* **Task statement**:
Return, from the data that follows, each line that holds the word "Sliders".

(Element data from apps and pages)
--

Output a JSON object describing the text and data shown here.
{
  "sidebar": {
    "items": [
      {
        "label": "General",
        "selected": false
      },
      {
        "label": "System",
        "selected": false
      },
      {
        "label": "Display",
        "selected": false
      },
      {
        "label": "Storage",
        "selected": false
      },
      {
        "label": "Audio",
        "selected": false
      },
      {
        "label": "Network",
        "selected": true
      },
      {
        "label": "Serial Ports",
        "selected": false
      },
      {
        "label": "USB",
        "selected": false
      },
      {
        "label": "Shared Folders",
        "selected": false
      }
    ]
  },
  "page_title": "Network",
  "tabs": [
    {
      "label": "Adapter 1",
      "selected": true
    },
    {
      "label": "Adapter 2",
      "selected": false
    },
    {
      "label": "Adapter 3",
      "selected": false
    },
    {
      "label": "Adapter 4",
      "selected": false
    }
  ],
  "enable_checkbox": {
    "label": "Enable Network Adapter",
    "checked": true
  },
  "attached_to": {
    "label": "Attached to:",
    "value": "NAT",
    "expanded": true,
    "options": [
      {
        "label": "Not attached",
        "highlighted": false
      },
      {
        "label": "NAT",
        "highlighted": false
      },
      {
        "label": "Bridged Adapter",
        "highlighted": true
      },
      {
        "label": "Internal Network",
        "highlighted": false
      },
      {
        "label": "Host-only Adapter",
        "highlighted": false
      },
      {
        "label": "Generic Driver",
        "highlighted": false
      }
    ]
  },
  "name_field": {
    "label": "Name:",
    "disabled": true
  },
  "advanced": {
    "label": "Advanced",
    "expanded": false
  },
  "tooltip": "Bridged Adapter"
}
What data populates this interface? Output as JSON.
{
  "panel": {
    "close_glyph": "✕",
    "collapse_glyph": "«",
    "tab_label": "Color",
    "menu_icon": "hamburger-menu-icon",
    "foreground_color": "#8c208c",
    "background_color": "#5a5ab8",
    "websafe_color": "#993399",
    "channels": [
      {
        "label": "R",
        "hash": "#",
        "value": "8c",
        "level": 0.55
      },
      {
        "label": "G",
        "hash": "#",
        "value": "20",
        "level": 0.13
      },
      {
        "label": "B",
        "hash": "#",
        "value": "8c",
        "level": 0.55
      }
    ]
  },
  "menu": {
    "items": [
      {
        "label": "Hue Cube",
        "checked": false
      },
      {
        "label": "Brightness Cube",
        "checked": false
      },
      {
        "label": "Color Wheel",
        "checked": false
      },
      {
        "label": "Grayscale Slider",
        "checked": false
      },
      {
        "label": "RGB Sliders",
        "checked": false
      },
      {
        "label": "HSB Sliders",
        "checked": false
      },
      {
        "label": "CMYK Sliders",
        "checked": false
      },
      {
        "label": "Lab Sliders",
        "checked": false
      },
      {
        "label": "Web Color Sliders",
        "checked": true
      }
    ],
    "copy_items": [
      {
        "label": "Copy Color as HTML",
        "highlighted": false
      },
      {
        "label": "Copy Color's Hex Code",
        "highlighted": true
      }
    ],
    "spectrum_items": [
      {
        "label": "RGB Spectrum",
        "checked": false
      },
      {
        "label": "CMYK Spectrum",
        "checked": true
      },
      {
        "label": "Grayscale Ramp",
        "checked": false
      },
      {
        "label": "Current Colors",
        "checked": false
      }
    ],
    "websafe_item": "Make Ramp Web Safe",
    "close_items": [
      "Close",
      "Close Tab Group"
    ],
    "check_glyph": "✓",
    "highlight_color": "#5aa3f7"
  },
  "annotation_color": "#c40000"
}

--

* **Your response**:
        "label": "RGB Sliders",
        "label": "HSB Sliders",
        "label": "CMYK Sliders",
        "label": "Lab Sliders",
        "label": "Web Color Sliders",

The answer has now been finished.